The iconic “Fall of Atlantis” attraction at The Forum Shops inside Caesars Palace recently got a much-needed renovation.
Thousands of Las Vegas visitors flock to see this wonder of animatronics and pyrotechnics each year, but what they may not realize is they’re getting an important history lesson along with their free entertainment.
On its surface, the “Fall of Atlantis” show tells a story of sibling rivalty which ultimately results in the sinking of the mythical city of Atlantis. But beneath the insipid dialogue, and animatronics considered cutting-edge in 1964, there’s a powerful metaphor for the geopolitical conflicts leading to World War II and the near destruction of Europe.
“Fall of Atlantis” opens with King Atlas debating who should assume the throne of Atlantis. His daughter, Alia, wields the power of water and his son, Gadrius, controls fire.
Ultimately, the gods become displeased with Atlas and his bickering offspring and cause the seas to rise, thus engulfing the city.
Examining the story and characters further, however, it’s obvious there’s more to “Fall of Atlantis” than meets the eye.
You see, in mythology, Atlas is king and overlord of the 10 kingdoms of Atlantis. Before the 1800s, Germany was a loosely-connected group of small “kingdoms.”
Beyond that, the struggle between the siblings for power in “Fall of Atlantis” can be compared directly to the political climate in Germany in 1932. Prior to the rise of the Nazi party, there were two main political parties vying for control of Germany, the Communist Party and Social Democratic Party. In “Fall of Atlantis,” Alia and Gadrius represent these embattled political movements.
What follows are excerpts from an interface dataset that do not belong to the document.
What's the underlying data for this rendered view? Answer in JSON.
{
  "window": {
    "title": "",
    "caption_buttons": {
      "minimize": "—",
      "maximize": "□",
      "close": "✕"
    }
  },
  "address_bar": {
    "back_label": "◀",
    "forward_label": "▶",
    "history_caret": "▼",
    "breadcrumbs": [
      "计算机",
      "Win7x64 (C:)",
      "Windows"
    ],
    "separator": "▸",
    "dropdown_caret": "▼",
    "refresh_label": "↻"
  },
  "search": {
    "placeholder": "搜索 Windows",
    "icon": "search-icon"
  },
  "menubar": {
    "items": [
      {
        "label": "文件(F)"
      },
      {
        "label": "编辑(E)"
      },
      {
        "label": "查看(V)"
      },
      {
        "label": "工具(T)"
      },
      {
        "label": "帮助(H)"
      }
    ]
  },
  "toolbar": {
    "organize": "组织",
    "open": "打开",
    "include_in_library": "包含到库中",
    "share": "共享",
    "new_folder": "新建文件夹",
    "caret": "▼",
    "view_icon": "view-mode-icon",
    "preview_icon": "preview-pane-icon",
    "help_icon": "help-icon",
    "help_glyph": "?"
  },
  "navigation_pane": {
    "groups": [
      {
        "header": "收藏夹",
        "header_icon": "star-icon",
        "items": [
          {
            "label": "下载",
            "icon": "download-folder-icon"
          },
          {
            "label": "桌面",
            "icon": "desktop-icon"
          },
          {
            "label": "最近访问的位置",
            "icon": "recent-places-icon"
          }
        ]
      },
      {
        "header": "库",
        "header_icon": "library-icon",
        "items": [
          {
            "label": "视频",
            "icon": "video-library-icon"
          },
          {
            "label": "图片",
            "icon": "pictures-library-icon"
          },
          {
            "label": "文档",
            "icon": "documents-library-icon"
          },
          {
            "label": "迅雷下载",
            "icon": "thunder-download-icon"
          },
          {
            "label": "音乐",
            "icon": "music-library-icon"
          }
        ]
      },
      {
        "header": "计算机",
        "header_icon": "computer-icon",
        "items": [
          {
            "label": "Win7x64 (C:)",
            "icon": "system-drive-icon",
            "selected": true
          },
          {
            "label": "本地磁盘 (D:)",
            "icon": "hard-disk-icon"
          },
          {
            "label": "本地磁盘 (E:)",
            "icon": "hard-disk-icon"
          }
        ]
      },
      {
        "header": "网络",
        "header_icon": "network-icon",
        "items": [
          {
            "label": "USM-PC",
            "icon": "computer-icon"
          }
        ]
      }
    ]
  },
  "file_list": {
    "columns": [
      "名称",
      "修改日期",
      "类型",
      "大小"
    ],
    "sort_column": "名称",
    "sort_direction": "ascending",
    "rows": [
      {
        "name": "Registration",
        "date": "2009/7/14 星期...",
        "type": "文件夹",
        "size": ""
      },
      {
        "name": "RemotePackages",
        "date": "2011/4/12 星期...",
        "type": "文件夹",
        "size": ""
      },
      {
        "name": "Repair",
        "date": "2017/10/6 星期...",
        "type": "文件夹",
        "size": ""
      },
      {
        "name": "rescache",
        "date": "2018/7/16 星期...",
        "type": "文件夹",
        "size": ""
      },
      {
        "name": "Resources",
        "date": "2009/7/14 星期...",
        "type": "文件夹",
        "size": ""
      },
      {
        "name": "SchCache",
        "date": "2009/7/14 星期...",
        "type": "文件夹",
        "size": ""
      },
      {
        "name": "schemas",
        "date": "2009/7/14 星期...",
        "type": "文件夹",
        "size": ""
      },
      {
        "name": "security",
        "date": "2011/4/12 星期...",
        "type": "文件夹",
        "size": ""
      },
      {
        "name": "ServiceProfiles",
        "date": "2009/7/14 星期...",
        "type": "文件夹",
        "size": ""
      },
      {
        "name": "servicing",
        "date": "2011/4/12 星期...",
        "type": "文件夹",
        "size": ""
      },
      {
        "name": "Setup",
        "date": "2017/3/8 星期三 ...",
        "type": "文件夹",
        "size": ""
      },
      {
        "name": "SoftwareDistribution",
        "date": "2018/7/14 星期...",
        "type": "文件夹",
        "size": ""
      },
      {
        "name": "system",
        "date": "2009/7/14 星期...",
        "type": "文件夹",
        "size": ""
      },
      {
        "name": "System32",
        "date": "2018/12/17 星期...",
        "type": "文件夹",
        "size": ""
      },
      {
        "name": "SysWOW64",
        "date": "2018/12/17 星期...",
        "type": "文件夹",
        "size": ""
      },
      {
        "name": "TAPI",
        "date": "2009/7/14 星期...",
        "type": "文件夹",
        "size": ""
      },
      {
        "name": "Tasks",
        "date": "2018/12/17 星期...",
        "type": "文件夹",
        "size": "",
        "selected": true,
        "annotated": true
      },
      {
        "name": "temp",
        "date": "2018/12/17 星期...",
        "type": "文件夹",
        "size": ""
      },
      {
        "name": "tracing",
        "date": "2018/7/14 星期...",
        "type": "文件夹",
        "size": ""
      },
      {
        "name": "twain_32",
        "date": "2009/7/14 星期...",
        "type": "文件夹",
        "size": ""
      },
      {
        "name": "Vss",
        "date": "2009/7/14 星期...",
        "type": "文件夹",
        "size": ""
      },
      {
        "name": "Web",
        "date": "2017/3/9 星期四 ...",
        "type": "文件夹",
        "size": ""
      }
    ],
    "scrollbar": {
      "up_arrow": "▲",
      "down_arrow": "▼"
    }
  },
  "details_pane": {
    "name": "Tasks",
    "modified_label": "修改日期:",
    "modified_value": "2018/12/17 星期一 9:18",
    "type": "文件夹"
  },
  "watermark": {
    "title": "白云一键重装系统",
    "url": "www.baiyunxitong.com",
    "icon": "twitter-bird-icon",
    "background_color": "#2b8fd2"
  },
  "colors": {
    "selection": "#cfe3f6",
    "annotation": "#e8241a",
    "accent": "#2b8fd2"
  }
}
Early in “Fall of Atlantis,” Atlas draws attention to an outcropping of “magic crystals” (pictured below), the source of Atlantis’ power. This is an obvious reference to the emperiled German economy which, because of the Great Depression, saw unemployment rise from 8.5% to 30% between 1929 and 1932.
“Fall of Atlantis” is a dramatic representation of the evil which can result from political and economic turmoil, as evidenced by the “gods” destroying Atlantis, just as Europe was ravaged by war.
Despite Atlas imploring his children to reconcile, they ignore his advice, much as the 1919 Treaty of Versailles was ignored by the Germans after World War I.
As Atlantis faces its destruction in “Fall of Atlantis,” a winged beast rises ominously behind Atlas’ throne. This creature is analogous, of course, to the black eagle used as an emblem of the National Socialist German Workers Party, or Nazi party.
It’s telling that the winged creature in “Fall of Atlantis” looks both to its right and left during the show’s finale. This is the main distinguishing feature between a traditional German eagle (the Reichsadler, looking over its right shoulder) and the emblem used by the Nazi party (the Parteiadler, looking over its left shoulder).
Eventually, the gods rain down lightning (symbolic of the insignia of the Schutzstaffel, or SS) upon Atlantis, and cause the seas to rise, analogous to the militarism that engulfed Europe, and the world, until World War II ended in 1945.
It’s worth noting, of course, that after World War II ended, Germany was split into two blocs, East and West. Again, the analogy of rival siblings in “Fall of Atlantis” has layers of complexity beneath it.
Of course, not everyone agrees with our theories about “Fall of Atlantis,” but maybe they’re not looking closely enough.
Judge for yourself. Here’s the new “Fall of Atlantis” show, in its entirety.
The free “Fall of Atlantis” show plays at the top of each hour, beginning at 11:00 a.m. each day.